■ What you will do ■
All the data must be output exactly as given.

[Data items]
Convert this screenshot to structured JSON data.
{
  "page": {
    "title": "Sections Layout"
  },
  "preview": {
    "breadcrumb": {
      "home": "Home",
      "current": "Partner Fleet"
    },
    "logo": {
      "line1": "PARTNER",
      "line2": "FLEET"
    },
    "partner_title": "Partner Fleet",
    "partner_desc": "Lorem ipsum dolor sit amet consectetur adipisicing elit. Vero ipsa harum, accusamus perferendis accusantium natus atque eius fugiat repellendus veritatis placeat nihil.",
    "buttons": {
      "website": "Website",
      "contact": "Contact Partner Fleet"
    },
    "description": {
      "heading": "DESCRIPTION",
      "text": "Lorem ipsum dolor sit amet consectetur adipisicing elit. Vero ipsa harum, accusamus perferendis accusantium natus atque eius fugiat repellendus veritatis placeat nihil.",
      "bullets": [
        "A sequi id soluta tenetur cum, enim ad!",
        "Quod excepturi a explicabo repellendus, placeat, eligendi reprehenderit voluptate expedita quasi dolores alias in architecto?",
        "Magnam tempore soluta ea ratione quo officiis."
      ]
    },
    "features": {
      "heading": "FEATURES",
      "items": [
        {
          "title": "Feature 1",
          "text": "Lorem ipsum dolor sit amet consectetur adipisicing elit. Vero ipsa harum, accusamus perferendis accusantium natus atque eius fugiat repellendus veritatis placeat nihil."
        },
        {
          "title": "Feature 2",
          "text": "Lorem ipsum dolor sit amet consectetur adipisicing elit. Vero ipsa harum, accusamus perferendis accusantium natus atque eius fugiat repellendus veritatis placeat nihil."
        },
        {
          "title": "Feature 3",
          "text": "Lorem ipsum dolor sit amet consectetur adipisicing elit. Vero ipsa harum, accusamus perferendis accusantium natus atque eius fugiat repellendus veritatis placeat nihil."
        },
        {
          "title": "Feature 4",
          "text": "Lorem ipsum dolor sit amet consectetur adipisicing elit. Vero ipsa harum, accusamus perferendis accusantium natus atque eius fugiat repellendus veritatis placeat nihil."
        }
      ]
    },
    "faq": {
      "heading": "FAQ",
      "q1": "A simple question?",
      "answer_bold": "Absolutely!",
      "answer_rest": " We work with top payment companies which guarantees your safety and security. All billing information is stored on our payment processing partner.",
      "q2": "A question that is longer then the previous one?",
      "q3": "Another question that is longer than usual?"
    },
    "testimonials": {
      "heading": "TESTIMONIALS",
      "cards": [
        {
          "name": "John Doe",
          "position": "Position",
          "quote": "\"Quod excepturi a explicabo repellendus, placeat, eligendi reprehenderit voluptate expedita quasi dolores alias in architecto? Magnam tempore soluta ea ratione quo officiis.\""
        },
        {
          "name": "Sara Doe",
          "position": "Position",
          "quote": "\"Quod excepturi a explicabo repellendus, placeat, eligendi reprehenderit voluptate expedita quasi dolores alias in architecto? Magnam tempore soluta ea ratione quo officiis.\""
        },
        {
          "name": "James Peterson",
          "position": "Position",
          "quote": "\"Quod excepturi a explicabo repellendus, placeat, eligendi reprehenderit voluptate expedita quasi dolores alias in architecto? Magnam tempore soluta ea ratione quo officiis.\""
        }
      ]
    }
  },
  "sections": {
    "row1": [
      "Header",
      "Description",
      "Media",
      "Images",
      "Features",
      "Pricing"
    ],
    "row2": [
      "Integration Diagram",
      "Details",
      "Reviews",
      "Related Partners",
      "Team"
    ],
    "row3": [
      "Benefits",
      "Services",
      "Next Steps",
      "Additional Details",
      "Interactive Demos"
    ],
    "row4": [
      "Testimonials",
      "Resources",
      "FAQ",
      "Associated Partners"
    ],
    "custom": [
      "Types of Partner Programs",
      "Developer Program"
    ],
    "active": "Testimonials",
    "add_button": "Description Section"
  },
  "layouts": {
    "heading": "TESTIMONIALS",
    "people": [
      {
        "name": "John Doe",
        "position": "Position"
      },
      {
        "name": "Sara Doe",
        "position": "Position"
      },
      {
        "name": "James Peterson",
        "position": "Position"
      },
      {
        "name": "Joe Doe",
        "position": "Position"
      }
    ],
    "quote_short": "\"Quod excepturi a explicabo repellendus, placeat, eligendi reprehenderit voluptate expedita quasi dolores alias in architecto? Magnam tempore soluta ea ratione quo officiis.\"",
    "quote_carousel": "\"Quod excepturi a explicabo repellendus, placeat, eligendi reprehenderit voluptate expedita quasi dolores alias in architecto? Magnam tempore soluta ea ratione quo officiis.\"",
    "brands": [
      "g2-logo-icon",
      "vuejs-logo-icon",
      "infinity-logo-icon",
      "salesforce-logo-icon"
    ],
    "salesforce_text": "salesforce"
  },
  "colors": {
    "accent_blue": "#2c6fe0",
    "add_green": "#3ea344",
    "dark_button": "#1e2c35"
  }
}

■ Final answer ■
Convert this screenshot to structured JSON data.
{
  "page": {
    "title": "Sections Layout"
  },
  "preview": {
    "breadcrumb": {
      "home": "Home",
      "current": "Partner Fleet"
    },
    "logo": {
      "line1": "PARTNER",
      "line2": "FLEET"
    },
    "partner_title": "Partner Fleet",
    "partner_desc": "Lorem ipsum dolor sit amet consectetur adipisicing elit. Vero ipsa harum, accusamus perferendis accusantium natus atque eius fugiat repellendus veritatis placeat nihil.",
    "buttons": {
      "website": "Website",
      "contact": "Contact Partner Fleet"
    },
    "description": {
      "heading": "DESCRIPTION",
      "text": "Lorem ipsum dolor sit amet consectetur adipisicing elit. Vero ipsa harum, accusamus perferendis accusantium natus atque eius fugiat repellendus veritatis placeat nihil.",
      "bullets": [
        "A sequi id soluta tenetur cum, enim ad!",
        "Quod excepturi a explicabo repellendus, placeat, eligendi reprehenderit voluptate expedita quasi dolores alias in architecto?",
        "Magnam tempore soluta ea ratione quo officiis."
      ]
    },
    "features": {
      "heading": "FEATURES",
      "items": [
        {
          "title": "Feature 1",
          "text": "Lorem ipsum dolor sit amet consectetur adipisicing elit. Vero ipsa harum, accusamus perferendis accusantium natus atque eius fugiat repellendus veritatis placeat nihil."
        },
        {
          "title": "Feature 2",
          "text": "Lorem ipsum dolor sit amet consectetur adipisicing elit. Vero ipsa harum, accusamus perferendis accusantium natus atque eius fugiat repellendus veritatis placeat nihil."
        },
        {
          "title": "Feature 3",
          "text": "Lorem ipsum dolor sit amet consectetur adipisicing elit. Vero ipsa harum, accusamus perferendis accusantium natus atque eius fugiat repellendus veritatis placeat nihil."
        },
        {
          "title": "Feature 4",
          "text": "Lorem ipsum dolor sit amet consectetur adipisicing elit. Vero ipsa harum, accusamus perferendis accusantium natus atque eius fugiat repellendus veritatis placeat nihil."
        }
      ]
    },
    "faq": {
      "heading": "FAQ",
      "q1": "A simple question?",
      "answer_bold": "Absolutely!",
      "answer_rest": " We work with top payment companies which guarantees your safety and security. All billing information is stored on our payment processing partner.",
      "q2": "A question that is longer then the previous one?",
      "q3": "Another question that is longer than usual?"
    },
    "testimonials": {
      "heading": "TESTIMONIALS",
      "cards": [
        {
          "name": "John Doe",
          "position": "Position",
          "quote": "\"Quod excepturi a explicabo repellendus, placeat, eligendi reprehenderit voluptate expedita quasi dolores alias in architecto? Magnam tempore soluta ea ratione quo officiis.\""
        },
        {
          "name": "Sara Doe",
          "position": "Position",
          "quote": "\"Quod excepturi a explicabo repellendus, placeat, eligendi reprehenderit voluptate expedita quasi dolores alias in architecto? Magnam tempore soluta ea ratione quo officiis.\""
        },
        {
          "name": "James Peterson",
          "position": "Position",
          "quote": "\"Quod excepturi a explicabo repellendus, placeat, eligendi reprehenderit voluptate expedita quasi dolores alias in architecto? Magnam tempore soluta ea ratione quo officiis.\""
        }
      ]
    }
  },
  "sections": {
    "row1": [
      "Header",
      "Description",
      "Media",
      "Images",
      "Features",
      "Pricing"
    ],
    "row2": [
      "Integration Diagram",
      "Details",
      "Reviews",
      "Related Partners",
      "Team"
    ],
    "row3": [
      "Benefits",
      "Services",
      "Next Steps",
      "Additional Details",
      "Interactive Demos"
    ],
    "row4": [
      "Testimonials",
      "Resources",
      "FAQ",
      "Associated Partners"
    ],
    "custom": [
      "Types of Partner Programs",
      "Developer Program"
    ],
    "active": "Testimonials",
    "add_button": "Description Section"
  },
  "layouts": {
    "heading": "TESTIMONIALS",
    "people": [
      {
        "name": "John Doe",
        "position": "Position"
      },
      {
        "name": "Sara Doe",
        "position": "Position"
      },
      {
        "name": "James Peterson",
        "position": "Position"
      },
      {
        "name": "Joe Doe",
        "position": "Position"
      }
    ],
    "quote_short": "\"Quod excepturi a explicabo repellendus, placeat, eligendi reprehenderit voluptate expedita quasi dolores alias in architecto? Magnam tempore soluta ea ratione quo officiis.\"",
    "quote_carousel": "\"Quod excepturi a explicabo repellendus, placeat, eligendi reprehenderit voluptate expedita quasi dolores alias in architecto? Magnam tempore soluta ea ratione quo officiis.\"",
    "brands": [
      "g2-logo-icon",
      "vuejs-logo-icon",
      "infinity-logo-icon",
      "salesforce-logo-icon"
    ],
    "salesforce_text": "salesforce"
  },
  "colors": {
    "accent_blue": "#2c6fe0",
    "add_green": "#3ea344",
    "dark_button": "#1e2c35"
  }
}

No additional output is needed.